To compute the conditional effects of x on y for the two levels of z, I add:
[stvc] (z0); stvc on z (z1)
Model constraint: new (ref treat); ref = z0; treat = z0+z1;
Do the new parameters "ref" and "treat"... a) give the correct point estimates for the effect of x on y for z=0 ("ref") and z=1 ("treat")? b) provide correct significance tests for the conditional effects of x on y for z=0 and z=1, respectively? c) To what extent are these estimates likely to differ from "classical" interaction terms x1z, x2z, x3z created in the DEFINE command?
c) Similar results but the stvc approach allows for a residual in the regression on z and this means
- standard approach may get too large SEs
- the stvc approach allows for heteroscedastic residual variances in the regression on x1 -x3.
C. Lechner posted on Wednesday, April 06, 2016 - 5:43 am
Thank you, Bengt, very helpful. Two specific and a more general follow-up question:
a) So the stvc approach has higher power to detect potential interactions than the standard approach (using manifest product terms or the LMS approach via XWITH)?
b) When predicting stvc (x-->y) from several predictors (z1, z2, z3), one may run into convergence problems if a binary x has a lot of empty cells for a combination of the predictors z1, z2, z3. Correct?

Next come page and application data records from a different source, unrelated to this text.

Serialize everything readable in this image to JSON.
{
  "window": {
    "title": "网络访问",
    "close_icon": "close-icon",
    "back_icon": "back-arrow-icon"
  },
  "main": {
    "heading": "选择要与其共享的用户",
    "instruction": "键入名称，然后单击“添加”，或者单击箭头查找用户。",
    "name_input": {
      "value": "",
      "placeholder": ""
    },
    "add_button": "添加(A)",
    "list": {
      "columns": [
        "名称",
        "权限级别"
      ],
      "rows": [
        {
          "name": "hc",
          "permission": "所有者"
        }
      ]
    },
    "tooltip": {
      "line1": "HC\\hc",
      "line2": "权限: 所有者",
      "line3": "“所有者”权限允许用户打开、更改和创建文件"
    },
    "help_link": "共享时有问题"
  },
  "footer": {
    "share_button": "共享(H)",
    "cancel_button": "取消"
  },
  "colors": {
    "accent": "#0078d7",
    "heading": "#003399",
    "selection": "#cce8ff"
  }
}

c) On a more general note, in which cases would you advocate using the standard or LMS approach to testing interactions vs. random slopes. Are there any rules of thumb?